Project Management Ethics and Professional Conduct – Part 5
“And that's the thing about people who mean everything they say. They think everyone else does too.” Khaled Hosseini, The Kite Runner
“It's discouraging to think how many people are shocked by honesty and how few by deceit.” Noël Coward, Blithe Spirit
This blog is going to discuss the “Honesty” Standard referenced in the Project Management Institute (PMI)® Code of Ethics and Professional Conduct. All quotes below are from the PMI Institute Code of Ethics and Professional Conduct, and a link to that document can be found here: https://www.pmi.org/about/ethics/code
My earlier articles can be read at: www.projectmanagementforum.net
The PMI definition of “honesty” is that it is our duty to understand the truth and act in a truthful manner in our communications and in our conduct.
I believe the honesty standard is really the cornerstone of all the other standards as responsibility, respect and fairness are all dependent upon it. This is also the standard that causes project managers the most challenges in the real world in which projects are delivered.
The aspirational standards are (distilled) that we seek to understand the truth, we are truthful in our communications and conduct, we provide accurate information in a timely manner, we make commitments and promises in good faith and we create an environment where others feel safe to tell the truth.
I have seen the standard that states that “we provide accurate information in a timely manner” prove to be problematic for project managers.

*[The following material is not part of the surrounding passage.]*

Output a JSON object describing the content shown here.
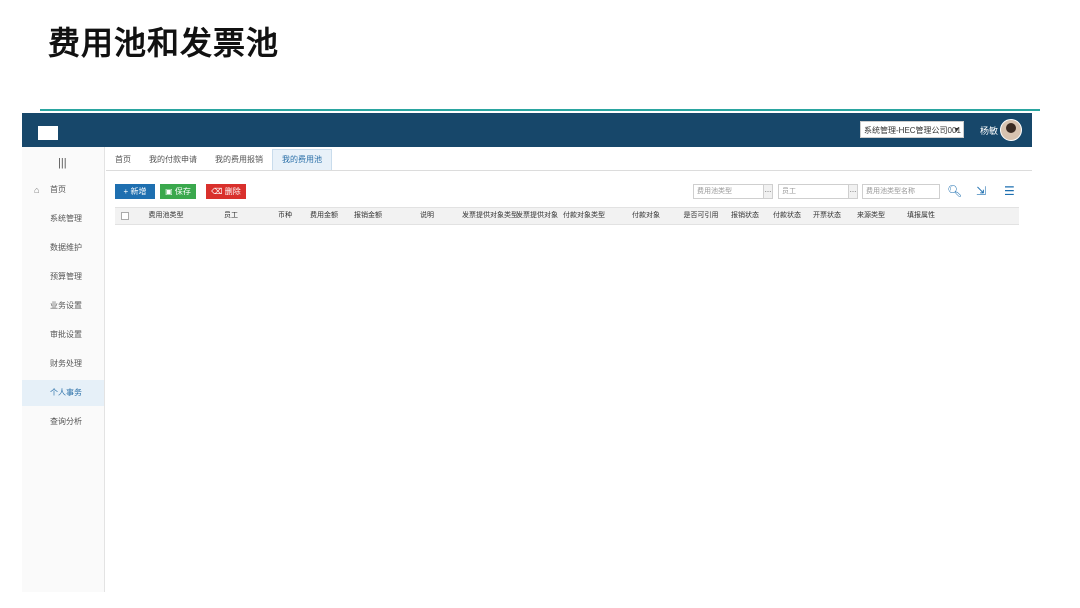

It is human nature. Project managers spent a significant amount of time understanding and planning every aspect of the project. They baseline the project plan and then begin to execute, monitor and control the project. Sometimes the plan doesn't work as expected and the project begins to experience variance. How soon does that get reported? Many project managers will optimistically believe that the project will get on track, so they delay reporting and rationalize it by believing that reporting it too early would alarm people for no reason.
The definition of “timely” can be open to interpretation, but it shouldn’t be.

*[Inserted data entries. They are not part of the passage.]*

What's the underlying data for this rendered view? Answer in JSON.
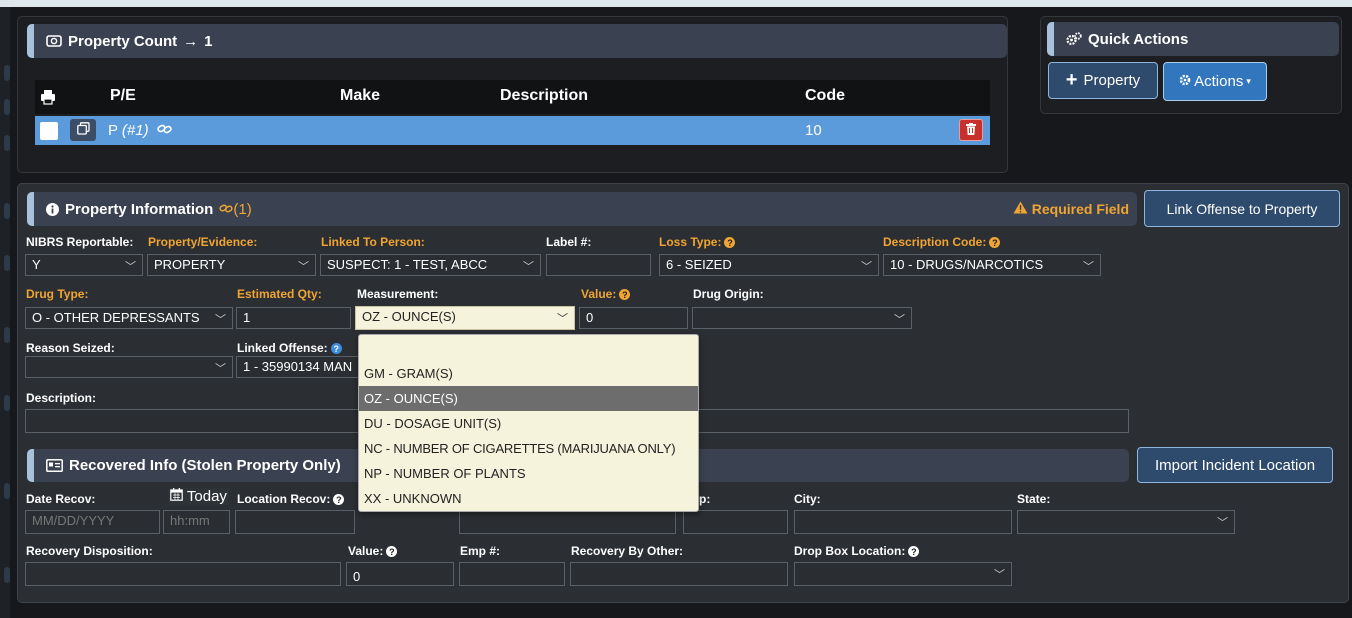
{
  "property_count": {
    "label": "Property Count",
    "arrow": "→",
    "value": "1"
  },
  "table": {
    "headers": {
      "pe": "P/E",
      "make": "Make",
      "description": "Description",
      "code": "Code"
    },
    "rows": [
      {
        "pe": "P",
        "num": "(#1)",
        "make": "",
        "description": "",
        "code": "10"
      }
    ]
  },
  "quick_actions": {
    "title": "Quick Actions",
    "property_button": "Property",
    "actions_button": "Actions"
  },
  "property_info": {
    "title": "Property Information",
    "link_count": "(1)",
    "required_field": "Required Field",
    "link_offense_button": "Link Offense to Property",
    "fields": {
      "nibrs_reportable": {
        "label": "NIBRS Reportable:",
        "value": "Y"
      },
      "property_evidence": {
        "label": "Property/Evidence:",
        "value": "PROPERTY"
      },
      "linked_to_person": {
        "label": "Linked To Person:",
        "value": "SUSPECT: 1 - TEST, ABCC"
      },
      "label_num": {
        "label": "Label #:",
        "value": ""
      },
      "loss_type": {
        "label": "Loss Type:",
        "value": "6 - SEIZED"
      },
      "description_code": {
        "label": "Description Code:",
        "value": "10 - DRUGS/NARCOTICS"
      },
      "drug_type": {
        "label": "Drug Type:",
        "value": "O - OTHER DEPRESSANTS"
      },
      "estimated_qty": {
        "label": "Estimated Qty:",
        "value": "1"
      },
      "measurement": {
        "label": "Measurement:",
        "value": "OZ - OUNCE(S)"
      },
      "value": {
        "label": "Value:",
        "value": "0"
      },
      "drug_origin": {
        "label": "Drug Origin:",
        "value": ""
      },
      "reason_seized": {
        "label": "Reason Seized:",
        "value": ""
      },
      "linked_offense": {
        "label": "Linked Offense:",
        "value": "1 - 35990134 MAN"
      },
      "description": {
        "label": "Description:",
        "value": ""
      }
    },
    "measurement_options": [
      "",
      "GM - GRAM(S)",
      "OZ - OUNCE(S)",
      "DU - DOSAGE UNIT(S)",
      "NC - NUMBER OF CIGARETTES (MARIJUANA ONLY)",
      "NP - NUMBER OF PLANTS",
      "XX - UNKNOWN"
    ]
  },
  "recovered": {
    "title": "Recovered Info (Stolen Property Only)",
    "import_button": "Import Incident Location",
    "fields": {
      "date_recov": {
        "label": "Date Recov:",
        "placeholder_date": "MM/DD/YYYY",
        "placeholder_time": "hh:mm"
      },
      "today": "Today",
      "location_recov": {
        "label": "Location Recov:"
      },
      "zip_label": "p:",
      "city": {
        "label": "City:"
      },
      "state": {
        "label": "State:"
      },
      "recovery_disposition": {
        "label": "Recovery Disposition:"
      },
      "value": {
        "label": "Value:",
        "value": "0"
      },
      "emp_num": {
        "label": "Emp #:"
      },
      "recovery_by_other": {
        "label": "Recovery By Other:"
      },
      "drop_box_location": {
        "label": "Drop Box Location:"
      }
    }
  },
  "colors": {
    "accent": "#a9c2dc",
    "selected_row": "#5b9bdc",
    "required": "#f0a533",
    "primary_button": "#3276bd"
  }
}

The two mandatory standards deserve to be listed in their entirety. The first states: We do not engage in or condone behavior that is designed to deceive others, including but not limited to, making misleading or false statements, stating half-truths, providing information out of context or withholding information that, if known, would render our statements as misleading or incomplete.
This has everything to do with accurate reporting on the project! Data can be spun to look many ways, questions can be answered without proper context and certain data can be withheld to create a different reality. And it can occur without a conscious decision to be dishonest! I have seen project managers preparing reports for executive steering committee meetings agonize about how to present bad news, and I have seen very clear and concise briefings become muddled by intervening levels of management trying to “smooth” the message!

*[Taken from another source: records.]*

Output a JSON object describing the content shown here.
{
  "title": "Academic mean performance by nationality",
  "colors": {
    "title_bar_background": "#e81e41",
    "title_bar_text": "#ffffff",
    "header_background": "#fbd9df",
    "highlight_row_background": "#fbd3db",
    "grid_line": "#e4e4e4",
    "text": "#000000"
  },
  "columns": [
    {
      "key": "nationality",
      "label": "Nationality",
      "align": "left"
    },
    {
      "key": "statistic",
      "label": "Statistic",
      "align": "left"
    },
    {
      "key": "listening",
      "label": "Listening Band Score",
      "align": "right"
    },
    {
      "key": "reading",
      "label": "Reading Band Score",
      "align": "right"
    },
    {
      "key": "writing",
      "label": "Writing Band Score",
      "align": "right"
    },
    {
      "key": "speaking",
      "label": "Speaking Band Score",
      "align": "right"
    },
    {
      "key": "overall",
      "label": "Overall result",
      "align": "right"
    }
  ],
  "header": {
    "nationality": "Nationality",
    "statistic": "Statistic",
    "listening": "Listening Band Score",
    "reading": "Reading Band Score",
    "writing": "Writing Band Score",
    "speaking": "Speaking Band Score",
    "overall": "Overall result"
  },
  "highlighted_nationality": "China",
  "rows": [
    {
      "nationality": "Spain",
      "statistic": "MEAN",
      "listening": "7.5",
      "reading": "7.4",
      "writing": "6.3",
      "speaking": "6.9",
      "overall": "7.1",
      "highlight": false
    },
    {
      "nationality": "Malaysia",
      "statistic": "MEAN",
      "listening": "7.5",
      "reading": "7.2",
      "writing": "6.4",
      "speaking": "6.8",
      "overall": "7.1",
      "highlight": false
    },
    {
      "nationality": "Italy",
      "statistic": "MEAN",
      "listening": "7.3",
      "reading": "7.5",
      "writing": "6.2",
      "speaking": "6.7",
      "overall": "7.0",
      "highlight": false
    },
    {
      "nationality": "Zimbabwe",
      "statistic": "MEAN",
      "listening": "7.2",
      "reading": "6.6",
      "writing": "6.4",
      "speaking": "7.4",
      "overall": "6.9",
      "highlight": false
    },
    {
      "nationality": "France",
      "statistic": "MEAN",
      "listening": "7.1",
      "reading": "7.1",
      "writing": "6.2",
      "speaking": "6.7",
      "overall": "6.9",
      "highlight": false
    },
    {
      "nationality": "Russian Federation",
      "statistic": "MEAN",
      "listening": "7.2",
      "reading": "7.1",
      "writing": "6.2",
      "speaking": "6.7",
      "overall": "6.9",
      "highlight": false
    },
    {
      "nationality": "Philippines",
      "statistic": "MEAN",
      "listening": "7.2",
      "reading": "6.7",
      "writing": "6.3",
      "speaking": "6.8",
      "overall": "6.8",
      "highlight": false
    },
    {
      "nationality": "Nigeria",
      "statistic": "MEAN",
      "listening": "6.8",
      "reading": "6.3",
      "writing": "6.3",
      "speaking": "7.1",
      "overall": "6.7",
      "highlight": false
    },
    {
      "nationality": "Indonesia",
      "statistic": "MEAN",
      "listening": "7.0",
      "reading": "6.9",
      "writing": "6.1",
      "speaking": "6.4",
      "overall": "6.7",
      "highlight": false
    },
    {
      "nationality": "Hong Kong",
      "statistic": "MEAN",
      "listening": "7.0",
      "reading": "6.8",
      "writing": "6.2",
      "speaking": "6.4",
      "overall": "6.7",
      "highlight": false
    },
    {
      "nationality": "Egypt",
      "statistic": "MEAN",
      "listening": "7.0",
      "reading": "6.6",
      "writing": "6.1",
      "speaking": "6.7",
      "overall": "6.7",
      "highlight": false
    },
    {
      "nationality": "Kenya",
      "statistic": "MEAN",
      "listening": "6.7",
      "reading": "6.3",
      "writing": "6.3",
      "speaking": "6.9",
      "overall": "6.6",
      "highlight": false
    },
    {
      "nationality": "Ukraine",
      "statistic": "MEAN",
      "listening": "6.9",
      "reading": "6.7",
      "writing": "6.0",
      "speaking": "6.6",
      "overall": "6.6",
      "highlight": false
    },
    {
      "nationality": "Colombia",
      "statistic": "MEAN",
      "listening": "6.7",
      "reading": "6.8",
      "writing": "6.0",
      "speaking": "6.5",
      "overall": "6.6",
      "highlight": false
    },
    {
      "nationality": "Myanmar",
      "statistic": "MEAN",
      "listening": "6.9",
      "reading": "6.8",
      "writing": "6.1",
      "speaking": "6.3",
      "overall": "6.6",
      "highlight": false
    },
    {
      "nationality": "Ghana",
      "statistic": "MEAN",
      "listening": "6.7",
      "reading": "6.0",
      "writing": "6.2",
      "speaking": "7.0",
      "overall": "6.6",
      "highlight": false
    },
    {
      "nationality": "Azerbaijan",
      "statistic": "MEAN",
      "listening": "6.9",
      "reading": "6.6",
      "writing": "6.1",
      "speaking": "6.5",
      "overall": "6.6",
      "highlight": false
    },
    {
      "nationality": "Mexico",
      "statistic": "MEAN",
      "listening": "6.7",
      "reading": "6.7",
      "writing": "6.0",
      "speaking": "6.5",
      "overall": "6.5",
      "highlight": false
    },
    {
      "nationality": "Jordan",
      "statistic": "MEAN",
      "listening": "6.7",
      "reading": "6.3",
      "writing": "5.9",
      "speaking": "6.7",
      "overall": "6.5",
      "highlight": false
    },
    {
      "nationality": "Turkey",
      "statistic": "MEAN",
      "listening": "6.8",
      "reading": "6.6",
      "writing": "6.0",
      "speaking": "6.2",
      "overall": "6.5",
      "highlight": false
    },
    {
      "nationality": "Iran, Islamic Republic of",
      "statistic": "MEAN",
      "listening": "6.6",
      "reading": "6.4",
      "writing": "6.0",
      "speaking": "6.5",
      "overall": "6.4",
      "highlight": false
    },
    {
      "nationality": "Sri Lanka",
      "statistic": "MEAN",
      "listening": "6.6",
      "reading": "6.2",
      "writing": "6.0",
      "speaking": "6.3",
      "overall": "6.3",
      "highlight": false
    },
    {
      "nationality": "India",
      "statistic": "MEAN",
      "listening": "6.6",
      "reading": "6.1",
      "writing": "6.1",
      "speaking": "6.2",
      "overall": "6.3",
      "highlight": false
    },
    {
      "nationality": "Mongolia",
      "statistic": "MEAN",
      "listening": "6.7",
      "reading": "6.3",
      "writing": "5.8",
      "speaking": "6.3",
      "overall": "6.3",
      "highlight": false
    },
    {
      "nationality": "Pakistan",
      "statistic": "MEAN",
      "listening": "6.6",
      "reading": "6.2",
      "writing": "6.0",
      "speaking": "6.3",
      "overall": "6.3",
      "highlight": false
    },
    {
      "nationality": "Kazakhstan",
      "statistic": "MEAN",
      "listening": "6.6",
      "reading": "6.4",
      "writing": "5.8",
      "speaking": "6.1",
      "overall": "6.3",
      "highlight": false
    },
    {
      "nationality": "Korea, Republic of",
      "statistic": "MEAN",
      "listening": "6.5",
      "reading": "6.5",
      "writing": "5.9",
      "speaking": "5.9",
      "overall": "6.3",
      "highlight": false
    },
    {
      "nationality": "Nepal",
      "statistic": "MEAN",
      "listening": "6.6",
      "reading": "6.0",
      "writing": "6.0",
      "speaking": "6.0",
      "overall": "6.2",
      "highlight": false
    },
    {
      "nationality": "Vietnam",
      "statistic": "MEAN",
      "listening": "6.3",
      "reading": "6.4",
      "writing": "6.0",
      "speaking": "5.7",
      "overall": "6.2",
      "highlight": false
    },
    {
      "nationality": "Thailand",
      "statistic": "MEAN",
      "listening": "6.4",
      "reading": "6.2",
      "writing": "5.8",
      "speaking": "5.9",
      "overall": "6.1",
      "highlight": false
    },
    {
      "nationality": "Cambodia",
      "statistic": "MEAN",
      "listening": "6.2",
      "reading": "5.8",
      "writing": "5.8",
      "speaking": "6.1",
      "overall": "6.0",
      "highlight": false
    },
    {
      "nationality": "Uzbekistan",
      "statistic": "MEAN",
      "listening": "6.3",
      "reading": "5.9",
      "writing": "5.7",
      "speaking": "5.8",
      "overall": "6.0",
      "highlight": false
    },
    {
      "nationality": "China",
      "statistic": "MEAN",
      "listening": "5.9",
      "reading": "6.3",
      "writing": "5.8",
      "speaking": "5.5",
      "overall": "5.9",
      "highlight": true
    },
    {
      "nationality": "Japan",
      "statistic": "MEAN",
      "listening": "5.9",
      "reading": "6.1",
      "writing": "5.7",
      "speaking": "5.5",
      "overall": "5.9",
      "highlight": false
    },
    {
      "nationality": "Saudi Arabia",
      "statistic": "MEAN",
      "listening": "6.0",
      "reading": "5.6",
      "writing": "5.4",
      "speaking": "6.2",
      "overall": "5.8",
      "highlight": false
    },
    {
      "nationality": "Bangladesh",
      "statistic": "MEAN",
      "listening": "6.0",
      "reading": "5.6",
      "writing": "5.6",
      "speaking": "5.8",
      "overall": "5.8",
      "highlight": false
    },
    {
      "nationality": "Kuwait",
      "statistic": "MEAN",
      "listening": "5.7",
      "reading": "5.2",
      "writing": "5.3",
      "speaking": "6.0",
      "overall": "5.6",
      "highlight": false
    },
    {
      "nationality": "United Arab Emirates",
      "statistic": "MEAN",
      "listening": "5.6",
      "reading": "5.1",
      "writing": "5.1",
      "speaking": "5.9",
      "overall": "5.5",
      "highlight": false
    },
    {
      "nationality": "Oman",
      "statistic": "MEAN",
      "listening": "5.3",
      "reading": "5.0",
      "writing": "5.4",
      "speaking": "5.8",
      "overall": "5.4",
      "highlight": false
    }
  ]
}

Executives are not fragile creatures! They are paid to assess the fact pattern and make the decision. Give them the facts and don’t spin it!
The second mandatory standard states that we do not engage in dishonest behavior with the intention of personal gain or at the expense of another. Of course we don’t!
This should be the easiest standard to meet, but because of organizational pressures and politics you may wake up to find that your floundering project is being represented as an optimistic fantasy.
It is the project managers responsibility to investigate the facts and present them. Do that and this standard will be adhered to.
Getting an honest assessment of exactly how a project is doing is sometimes more difficult that it should be. I can recall working in an environment where projects were great until after annual ratings were completed, then suddenly problems were discovered. The executive I worked for at the time was an honorable person who just wanted the facts! We had put in place a standard project reporting color code – green was great, yellow indicated some problems had been identified and red indicated a real problem. I was co-chairing an executive steering committee where several projects that were presented as green at the last meeting were all suddenly in the red. And not a little in the red, but well behind schedule, over budget and perhaps technically impossible. My boss lost it, went into a tirade and demanded to know how this could happened. The room went silent and was like that for a minute or two when I said, “if only we had a color between red and green, maybe we wouldn’t be caught off guard!”. My boss stared at me, then burst into laughter and the meeting continued. After the meeting he told me it was my mission to make sure the reporting was fixed. And I fixed it.